- Meteoric Irons or Siderites
- Meteoric Stony-irons or Siderolites
- Meteoric Stones or Aerolites.
He subdivides the "Meteoric Stones" into those that have chondrules (Chondritic Meteoric Stones or Chondrites) and those that don't (Non-chondritic Meteoric Stones or Achondrites). The iron meteorites are subdivided according to their structures as ataxites, hexahedrites and octahedrites. A complete overview of his classification is given in the box below:
- Michael K. Weisberg; Timothy J. McCoy; Alexander N. Krot (2006). "Systematics and Evaluation of Meteorite Classification" (PDF). In Lauretta, Dante S.; McSween, Jr., Harold Y. (eds.). Meteorites and the early solar system II. Foreword by Richard P. Binzel. Tucson: University of Arizona Press. pp. 19–52. ISBN 978-0816525621. Retrieved 15 December 2012.[dead link]
- Wasson, J. T.; Kallemeyn, G. W. (July 2002). "The IAB iron-meteorite complex: A group, five subgroups, numerous grouplets, closely related, mainly formed by crystal segregation in rapidly cooling melts". Geochimica et Cosmochimica Acta. 66 (13): 2445–2473. Bibcode:2002GeCoA..66.2445W. doi:10.1016/S0016-7037(02)00848-7. hdl:2060/20020080608.
- Norton, O. Richard (2002). The Cambridge encyclopedia of meteorites (1. publ. ed.). Cambridge [u.a.]: Cambridge Univ. Press. ISBN 0-521-62143-7.
- Krot, A.N.; Keil, K.; Scott, E.R.D.; Goodrich, C.A.; Weisberg, M.K. (2003). "Classification of meteorites". In Holland, Heinrich D.; Turekian, Karl K. (eds.). Treatise on Geochemistry. 1. Elsevier. pp. 83–128. doi:10.1016/B0-08-043751-6/01062-8. ISBN 978-0-08-043751-4.
- Weisberg et al. (2006) Systematics and Evaluation of Meteorite Classification.
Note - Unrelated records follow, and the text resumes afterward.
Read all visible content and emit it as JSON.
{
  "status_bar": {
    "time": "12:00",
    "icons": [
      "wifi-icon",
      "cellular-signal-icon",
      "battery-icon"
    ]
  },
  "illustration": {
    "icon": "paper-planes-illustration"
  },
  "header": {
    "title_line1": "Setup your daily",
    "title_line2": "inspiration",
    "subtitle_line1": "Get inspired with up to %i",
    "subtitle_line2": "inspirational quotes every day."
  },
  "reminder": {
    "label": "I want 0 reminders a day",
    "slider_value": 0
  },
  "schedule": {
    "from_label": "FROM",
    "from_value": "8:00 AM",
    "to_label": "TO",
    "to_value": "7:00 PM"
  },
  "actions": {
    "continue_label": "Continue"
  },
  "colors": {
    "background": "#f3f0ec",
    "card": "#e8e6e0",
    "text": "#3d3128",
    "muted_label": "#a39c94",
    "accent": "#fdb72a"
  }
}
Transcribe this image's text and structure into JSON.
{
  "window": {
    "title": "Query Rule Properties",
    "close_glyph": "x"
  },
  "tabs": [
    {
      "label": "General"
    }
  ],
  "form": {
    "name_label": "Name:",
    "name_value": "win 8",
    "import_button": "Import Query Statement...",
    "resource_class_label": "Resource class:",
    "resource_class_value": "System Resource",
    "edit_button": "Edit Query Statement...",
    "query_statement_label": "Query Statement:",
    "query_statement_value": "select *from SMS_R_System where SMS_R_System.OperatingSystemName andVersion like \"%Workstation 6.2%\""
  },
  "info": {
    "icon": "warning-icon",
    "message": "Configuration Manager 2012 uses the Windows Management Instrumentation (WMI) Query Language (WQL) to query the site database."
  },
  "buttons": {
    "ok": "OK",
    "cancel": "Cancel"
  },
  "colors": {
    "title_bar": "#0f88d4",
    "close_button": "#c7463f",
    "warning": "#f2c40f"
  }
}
In, Meteorites and the Early Solar System II, 19-52 (D.S. Lauretta and H.Y. McSween, Eds.), Univ. Arizona press
- Rose, Gustav (1864). Beschreibung und Eintheilung der Meteoriten auf Grund der Sammlung im mineralogischen Museum zu Berlin (in German). Berlin: Königlichen Akademie der Wissenschaften: in Commission bei F. Dümmler's Verlags-Buchhandlung Harrwitz und Gossmann. p. 161.
- Maskelyne, Nevil Story (c. 1863). Catalogue of the Collection of Meteorites exhibited in the Mineral Department of the British Museum. London: Woodfall & Kinder.
- Arestides, Brezina (1885). Die Meteoritensammlung des k. k. mineralogischen Hofkabinetes in Wien am 1. Mai 1885.
- Mason, Brian (24 September 1963). "The Hypersthene Achondrites" (PDF). American Museum Novitates (2155): 1–13. Retrieved 29 December 2012.
- Tschermak, Gustav (1883). "Die Mikroskopische Beschaffenheit der Meteoriten erläutert durch photographische Abbildungen". Smithsonian Contributions to Astrophysics. Stuttgart: E. Koch. 4: 137. Bibcode:1964SCoA....4..137T.
- Farrington, Oliver Cummings (1907). "Analysis of iron meteorites, compiled and classified". Geologic Series. 3: 59–110. Retrieved 16 December 2012.
- Prior, George Thurland (1916). "On the genetic relationship and classification of meteorites". Mineralogical Magazine. 18 (83): 26–44. Bibcode:1916MinM...18...26P. doi:10.1180/minmag.1916.018.83.04.
- Prior, George Thurland (1920). "The classification of meteorites". Mineralogical Magazine. 19 (90): 51–63. Bibcode:1920MinM...19...51P. doi:10.1180/minmag.1920.019.90.01.
- Mason, Brian (1966). "The enstatite chondrites" (PDF). Geochimica et Cosmochimica Acta. 30 (1): 23–39. Bibcode:1966GeCoA..30...23M. doi:10.1016/0016-7037(66)90089-5. Retrieved 16 December 2012.
- Prior, George Thurland (1923). Catalogue of meteorites : with special reference to those represented in the collection of the British Museum (Natural History). Trustees of the British Museum. p. 196.
- Mason, Brian Harold (1967). "Meteorites". American Scientist. 55 (4): 429–455. JSTOR 27837038.